Given data:
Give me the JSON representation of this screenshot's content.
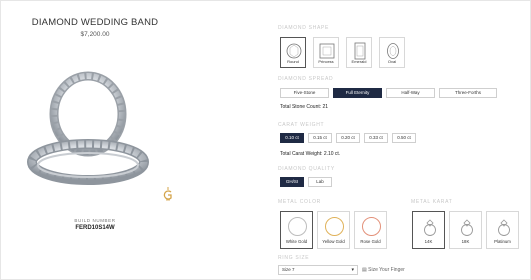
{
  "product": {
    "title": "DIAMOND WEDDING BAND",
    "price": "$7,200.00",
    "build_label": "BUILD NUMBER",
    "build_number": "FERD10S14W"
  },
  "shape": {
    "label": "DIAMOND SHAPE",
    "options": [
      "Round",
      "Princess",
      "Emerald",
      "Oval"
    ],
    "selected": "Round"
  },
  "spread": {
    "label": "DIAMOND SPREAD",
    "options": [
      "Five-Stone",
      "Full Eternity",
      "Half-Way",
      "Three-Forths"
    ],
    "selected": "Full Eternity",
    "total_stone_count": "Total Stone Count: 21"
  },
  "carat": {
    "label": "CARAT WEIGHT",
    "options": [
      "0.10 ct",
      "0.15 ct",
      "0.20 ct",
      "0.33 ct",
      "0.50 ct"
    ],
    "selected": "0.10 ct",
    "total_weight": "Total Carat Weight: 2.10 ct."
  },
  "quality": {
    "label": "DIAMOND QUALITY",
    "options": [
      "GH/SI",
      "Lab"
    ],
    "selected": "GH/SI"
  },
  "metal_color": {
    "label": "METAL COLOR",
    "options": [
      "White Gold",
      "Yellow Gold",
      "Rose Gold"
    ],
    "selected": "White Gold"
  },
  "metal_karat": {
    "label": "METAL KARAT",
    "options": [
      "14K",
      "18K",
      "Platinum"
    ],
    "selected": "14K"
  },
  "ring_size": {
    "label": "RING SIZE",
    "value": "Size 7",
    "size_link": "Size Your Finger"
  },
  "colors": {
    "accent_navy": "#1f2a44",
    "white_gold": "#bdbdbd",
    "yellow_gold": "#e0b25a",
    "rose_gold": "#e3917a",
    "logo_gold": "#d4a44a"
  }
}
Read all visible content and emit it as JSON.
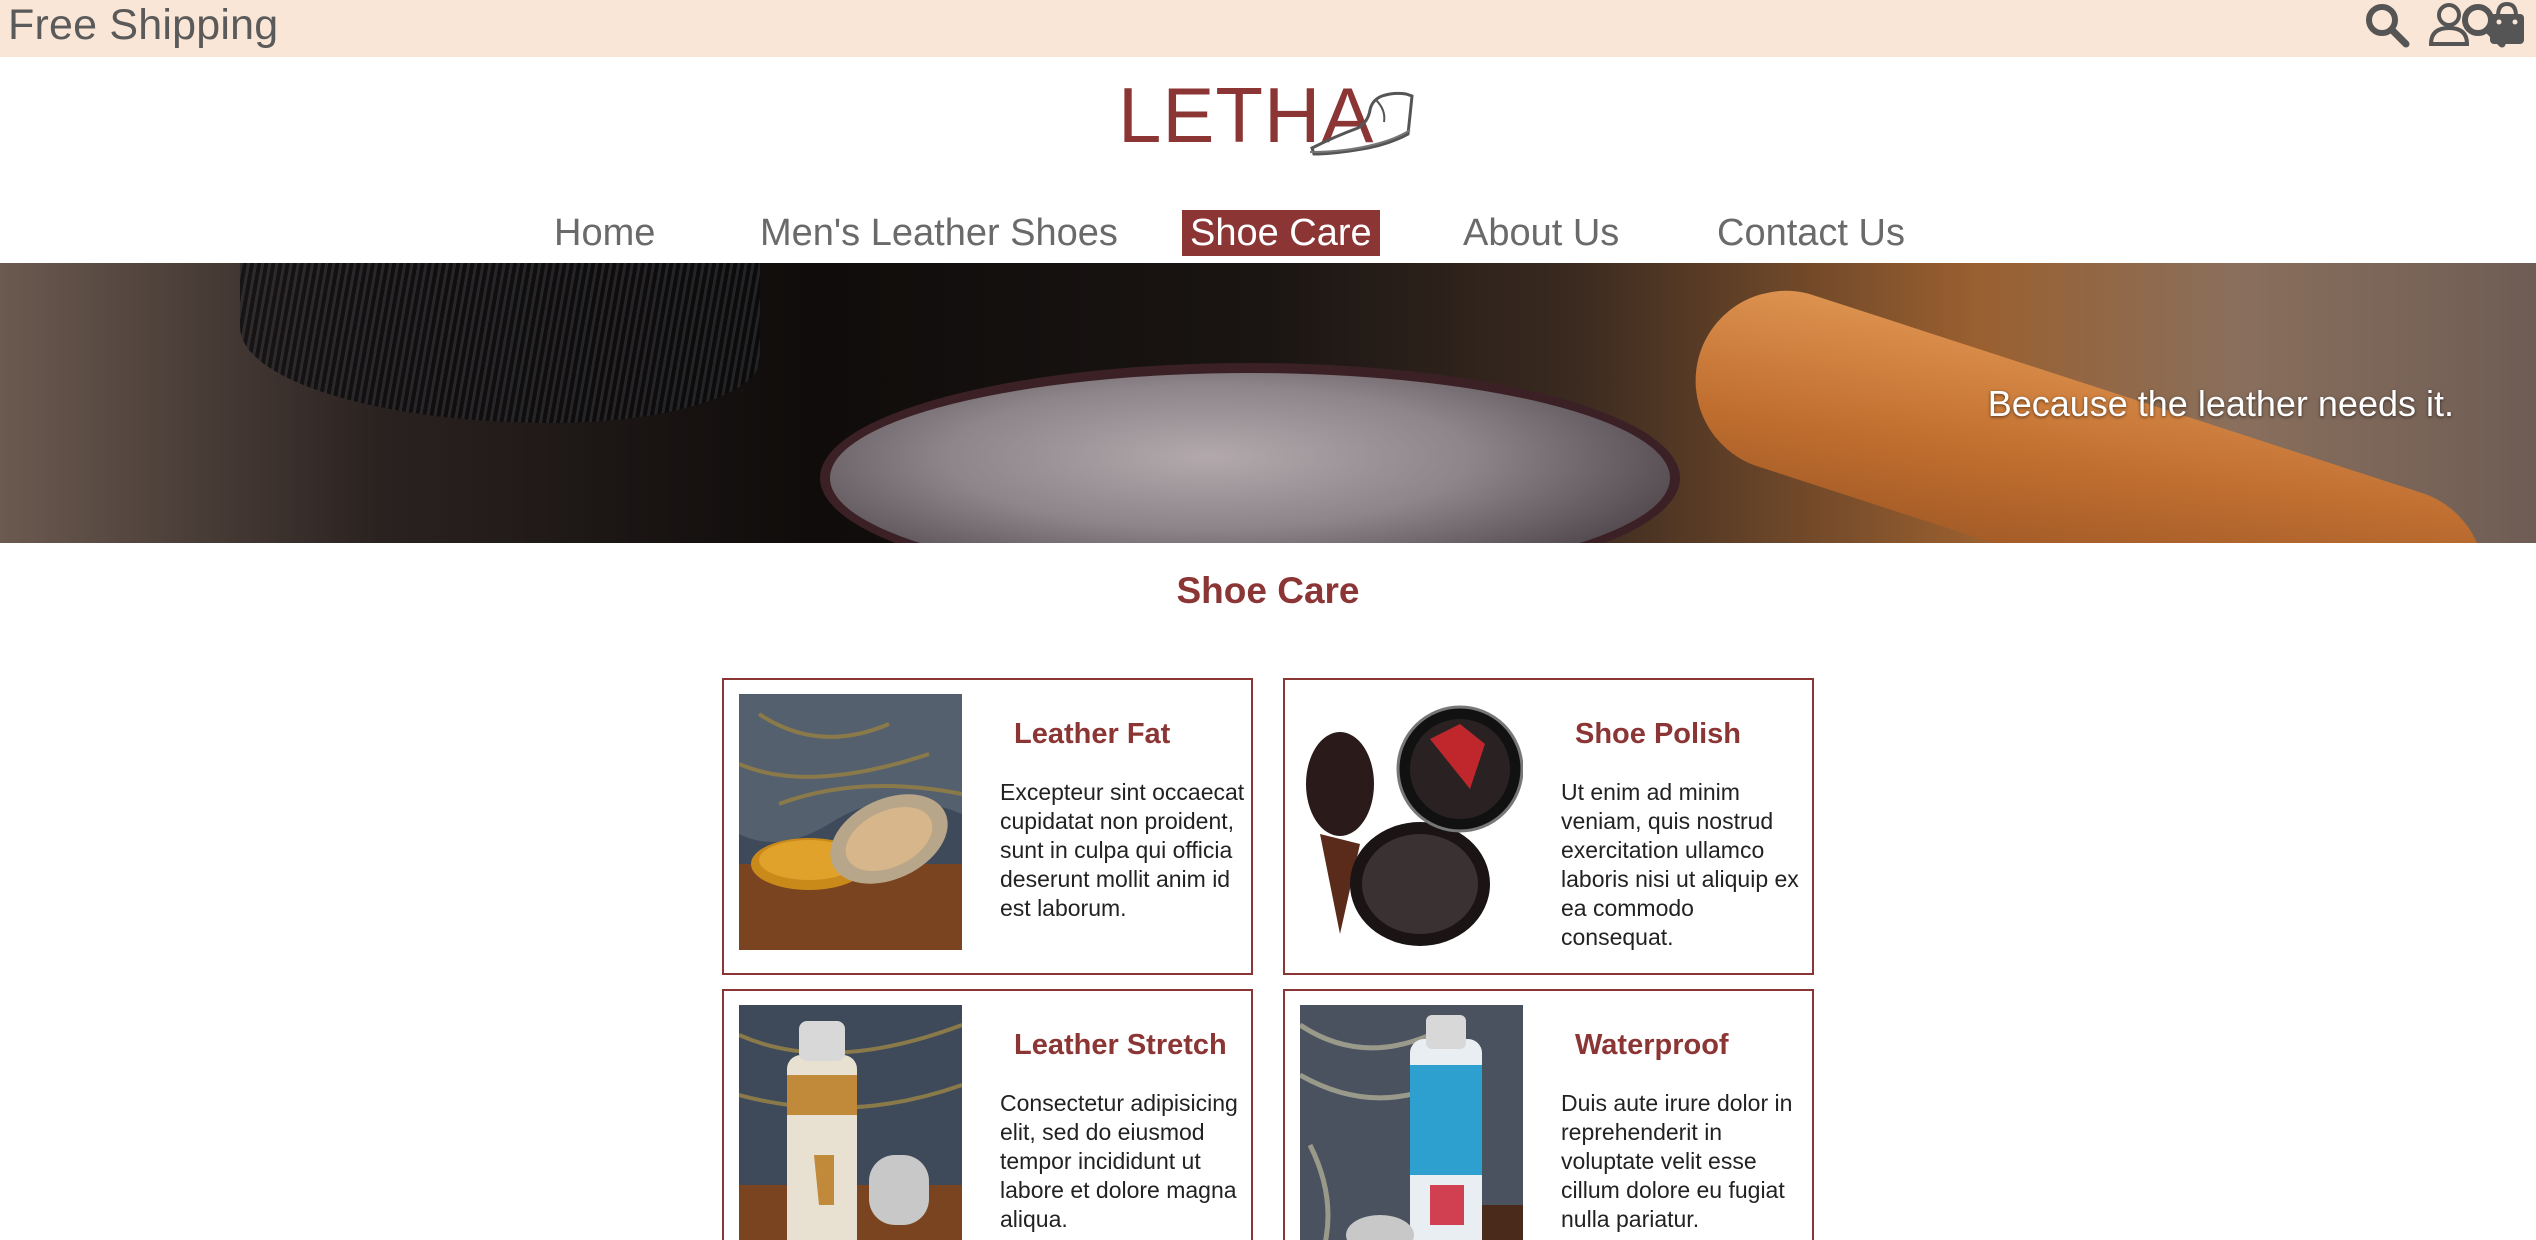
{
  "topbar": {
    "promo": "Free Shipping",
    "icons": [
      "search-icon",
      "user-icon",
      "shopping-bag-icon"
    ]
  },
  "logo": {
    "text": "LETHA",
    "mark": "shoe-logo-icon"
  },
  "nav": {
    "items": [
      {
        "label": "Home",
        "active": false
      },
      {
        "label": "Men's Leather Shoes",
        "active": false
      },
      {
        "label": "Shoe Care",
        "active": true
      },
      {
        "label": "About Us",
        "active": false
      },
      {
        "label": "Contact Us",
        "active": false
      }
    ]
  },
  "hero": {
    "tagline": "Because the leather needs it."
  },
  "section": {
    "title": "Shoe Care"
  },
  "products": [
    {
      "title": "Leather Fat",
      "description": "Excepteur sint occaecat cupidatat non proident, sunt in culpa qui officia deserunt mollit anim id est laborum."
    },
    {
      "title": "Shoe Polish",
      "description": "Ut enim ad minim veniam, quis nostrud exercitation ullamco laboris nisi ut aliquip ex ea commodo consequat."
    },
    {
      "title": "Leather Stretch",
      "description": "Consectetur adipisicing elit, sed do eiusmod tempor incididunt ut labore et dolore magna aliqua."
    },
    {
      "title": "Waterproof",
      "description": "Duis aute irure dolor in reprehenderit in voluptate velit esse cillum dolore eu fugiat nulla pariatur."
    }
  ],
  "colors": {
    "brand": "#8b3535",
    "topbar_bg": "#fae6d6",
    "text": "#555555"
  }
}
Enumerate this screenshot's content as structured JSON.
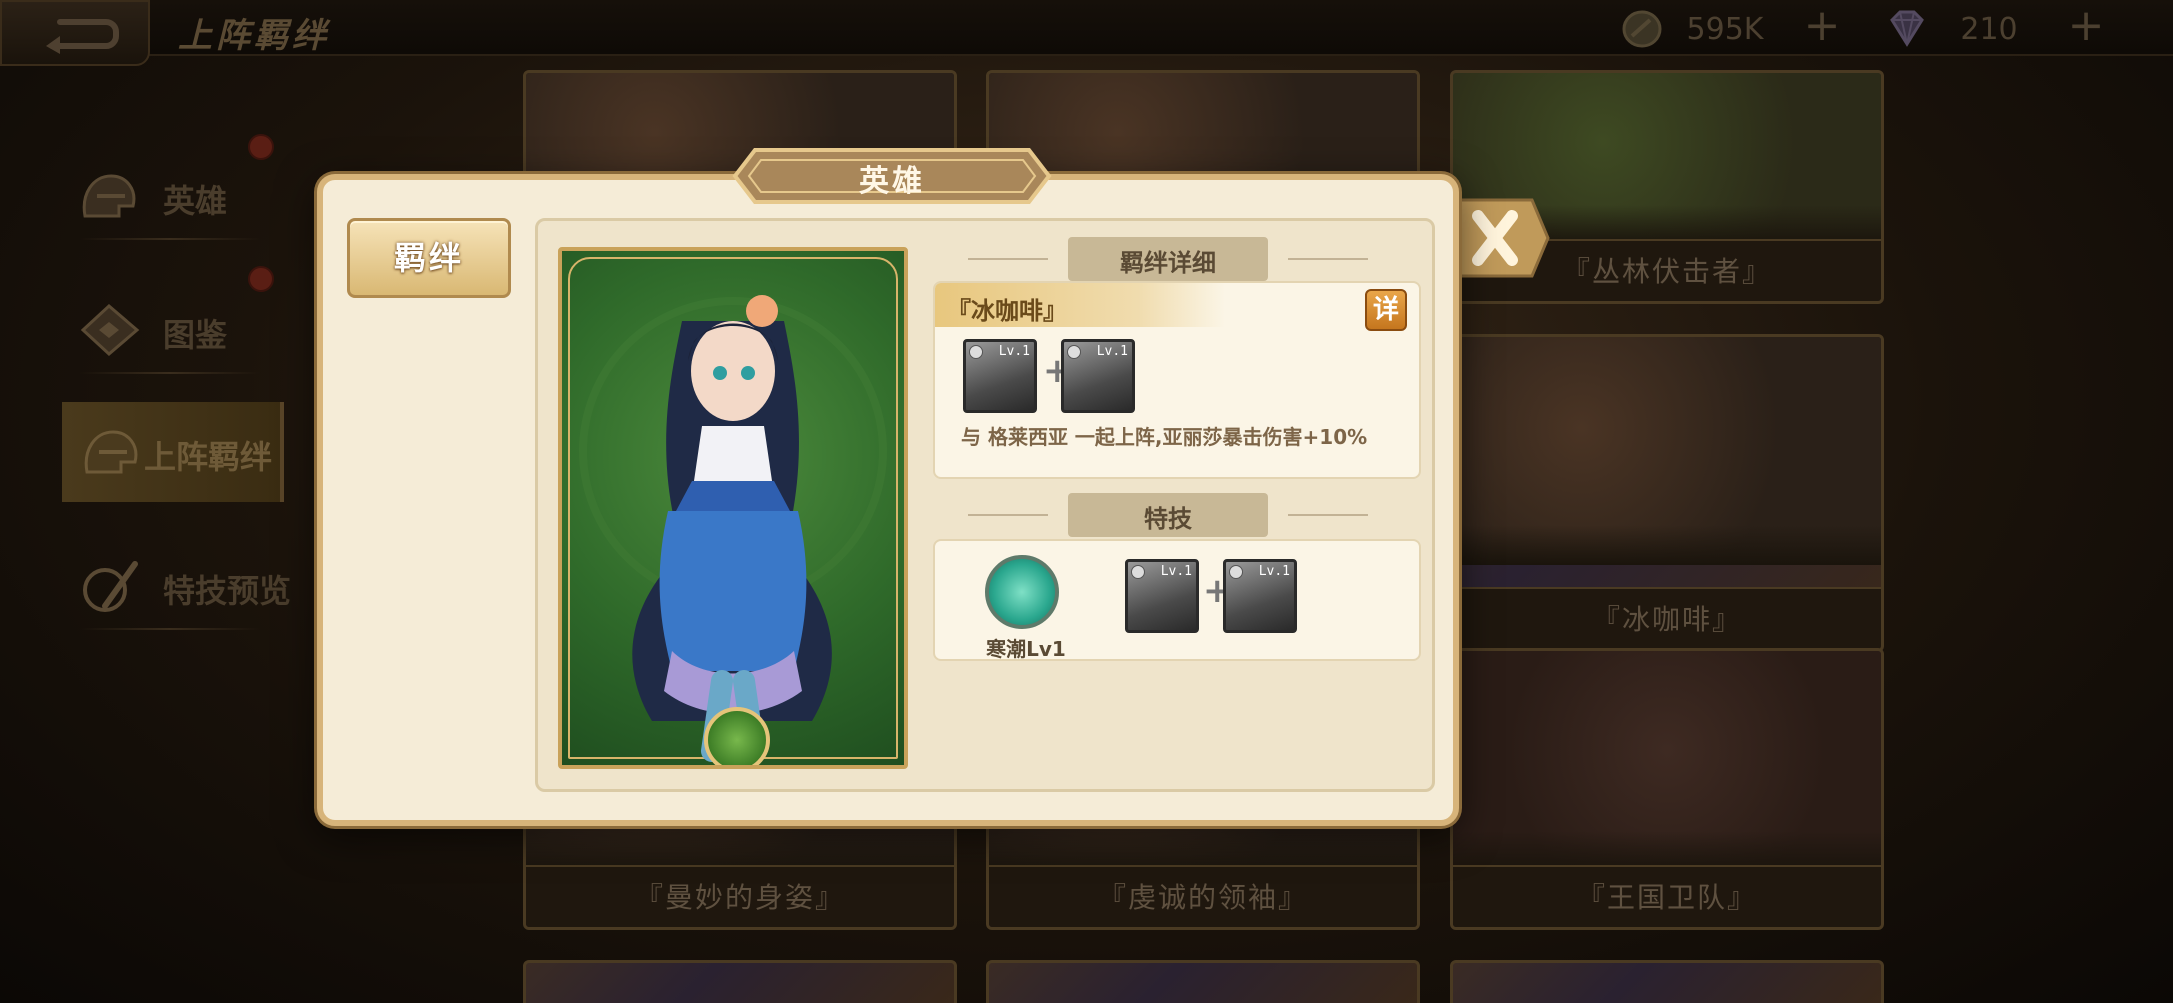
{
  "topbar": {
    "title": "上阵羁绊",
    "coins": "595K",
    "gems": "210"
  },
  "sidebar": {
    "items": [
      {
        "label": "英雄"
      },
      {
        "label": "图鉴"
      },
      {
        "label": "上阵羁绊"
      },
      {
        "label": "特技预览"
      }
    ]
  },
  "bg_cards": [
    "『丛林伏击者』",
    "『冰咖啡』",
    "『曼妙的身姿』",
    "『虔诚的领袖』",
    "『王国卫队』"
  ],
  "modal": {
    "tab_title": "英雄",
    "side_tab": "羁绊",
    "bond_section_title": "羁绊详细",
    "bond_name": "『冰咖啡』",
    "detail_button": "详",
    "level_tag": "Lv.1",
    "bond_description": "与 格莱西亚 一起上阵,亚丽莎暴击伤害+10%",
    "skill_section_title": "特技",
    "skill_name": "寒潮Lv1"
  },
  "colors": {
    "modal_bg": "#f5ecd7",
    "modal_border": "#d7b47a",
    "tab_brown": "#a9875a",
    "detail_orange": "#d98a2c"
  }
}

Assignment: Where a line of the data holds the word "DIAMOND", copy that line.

Solution:
    "title": "DIAMOND WEDDING BAND",
    "label": "DIAMOND SHAPE",
    "label": "DIAMOND SPREAD",
    "label": "DIAMOND QUALITY",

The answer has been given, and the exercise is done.